 Experimental Design and Results: Mass-spectrometry analysis was performed on the cisplatin sensitive ovarian cell line A2780 and its cisplatin resistant derivative A2780cis. To reduce the complexity of the analysis, focus was placed on capturing proteins associated with the cell membrane including secreted/shed proteins which could serve as potential circulating biomarkers. Differentially expressed peptide ions corresponding to cell surface proteins between A2780 and its cisplatin derivative were identified by liquid chromatography-MS analysis and identified by searching MS/MS spectra against protein databases. 12 cell surface proteins, including Erb2 were expressed greater than 3-fold in the resistant line as compared to the sensitive line. Over-expression of the cell surface proteins on the A2780cis cell line was confirmed by flow cytometry and/or by Taqman mRNA analysis. The expression level of the candidate resistance markers was then evaluated in an independent set of 6 ovarian cancer lines exhibiting varying degrees of cisplatin sensitivity as measured by EC50 valuesusing Alamar blue assay. This analysis revealed expression levels of CD70, a member of TNF family of ligands, inversely correlated with the sensitivity to cisplatin for all the cell lines tested. Immunohistochemical analysis confirmed expression of CD70 in primary ovarian tumor specimens. Interestingly, the expression level of another immune modulator, B7-H2, a B7 family member, was increased 2-10 fold in sensitive lines upon cisplatin treatment but not in resistant lines, implying B7-H2 is a candidate response biomarker for cisplatin treatment.

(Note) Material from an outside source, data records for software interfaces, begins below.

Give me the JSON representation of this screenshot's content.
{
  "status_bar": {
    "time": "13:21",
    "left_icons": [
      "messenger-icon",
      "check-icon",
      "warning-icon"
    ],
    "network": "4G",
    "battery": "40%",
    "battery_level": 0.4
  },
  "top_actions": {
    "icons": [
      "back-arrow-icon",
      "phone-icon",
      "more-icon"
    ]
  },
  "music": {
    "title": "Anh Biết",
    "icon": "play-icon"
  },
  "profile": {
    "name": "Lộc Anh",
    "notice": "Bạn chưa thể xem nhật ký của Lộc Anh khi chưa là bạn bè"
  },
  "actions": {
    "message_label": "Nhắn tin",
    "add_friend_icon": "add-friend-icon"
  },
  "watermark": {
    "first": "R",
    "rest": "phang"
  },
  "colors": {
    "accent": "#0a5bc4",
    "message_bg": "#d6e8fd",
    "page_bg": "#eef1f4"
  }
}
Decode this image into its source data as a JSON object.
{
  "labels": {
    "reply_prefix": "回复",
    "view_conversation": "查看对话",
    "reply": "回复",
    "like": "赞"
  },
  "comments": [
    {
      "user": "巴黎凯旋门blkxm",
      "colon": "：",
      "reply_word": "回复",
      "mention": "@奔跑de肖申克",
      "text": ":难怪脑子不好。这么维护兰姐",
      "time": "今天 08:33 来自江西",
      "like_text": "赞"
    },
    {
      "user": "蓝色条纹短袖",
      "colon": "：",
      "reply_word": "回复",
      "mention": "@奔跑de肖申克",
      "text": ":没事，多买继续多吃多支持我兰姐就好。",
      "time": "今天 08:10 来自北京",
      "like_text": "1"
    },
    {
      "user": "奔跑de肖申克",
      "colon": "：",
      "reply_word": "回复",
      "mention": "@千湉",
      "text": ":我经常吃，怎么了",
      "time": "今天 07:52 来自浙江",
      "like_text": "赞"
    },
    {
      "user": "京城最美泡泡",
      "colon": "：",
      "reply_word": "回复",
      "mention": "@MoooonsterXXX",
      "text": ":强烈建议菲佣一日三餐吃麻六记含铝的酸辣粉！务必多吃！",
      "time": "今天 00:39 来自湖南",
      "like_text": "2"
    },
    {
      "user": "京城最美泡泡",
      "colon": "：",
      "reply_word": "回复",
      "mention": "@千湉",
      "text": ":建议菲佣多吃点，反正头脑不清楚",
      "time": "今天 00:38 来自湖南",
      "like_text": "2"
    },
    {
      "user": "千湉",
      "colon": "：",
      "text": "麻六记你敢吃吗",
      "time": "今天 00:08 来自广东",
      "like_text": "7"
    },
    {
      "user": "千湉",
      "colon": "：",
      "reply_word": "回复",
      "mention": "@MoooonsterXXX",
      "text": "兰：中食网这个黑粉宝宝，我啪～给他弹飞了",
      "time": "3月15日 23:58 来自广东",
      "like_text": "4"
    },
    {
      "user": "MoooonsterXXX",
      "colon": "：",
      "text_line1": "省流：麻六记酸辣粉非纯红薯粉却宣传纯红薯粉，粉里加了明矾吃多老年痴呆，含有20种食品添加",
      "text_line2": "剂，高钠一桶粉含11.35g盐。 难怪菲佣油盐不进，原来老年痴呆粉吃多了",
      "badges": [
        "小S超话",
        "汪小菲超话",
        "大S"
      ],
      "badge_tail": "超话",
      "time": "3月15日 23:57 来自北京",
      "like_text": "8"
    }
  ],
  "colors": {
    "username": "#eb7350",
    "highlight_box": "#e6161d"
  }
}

 Conclusion: Using a MS based proteomics approach we have shown for the first time that expression of the immune modulators CD70 and B7-H2, is associated with cisplatin resistance in ovarian cancer. Follow-up examination of cell surface as well as secreted CD70 and B7-H2 levels in clinical tumor specimen with available cisplatin sensitivity data is warranted.

99th AACR Annual Meeting-- Apr 12-16, 2008; San Diego, CA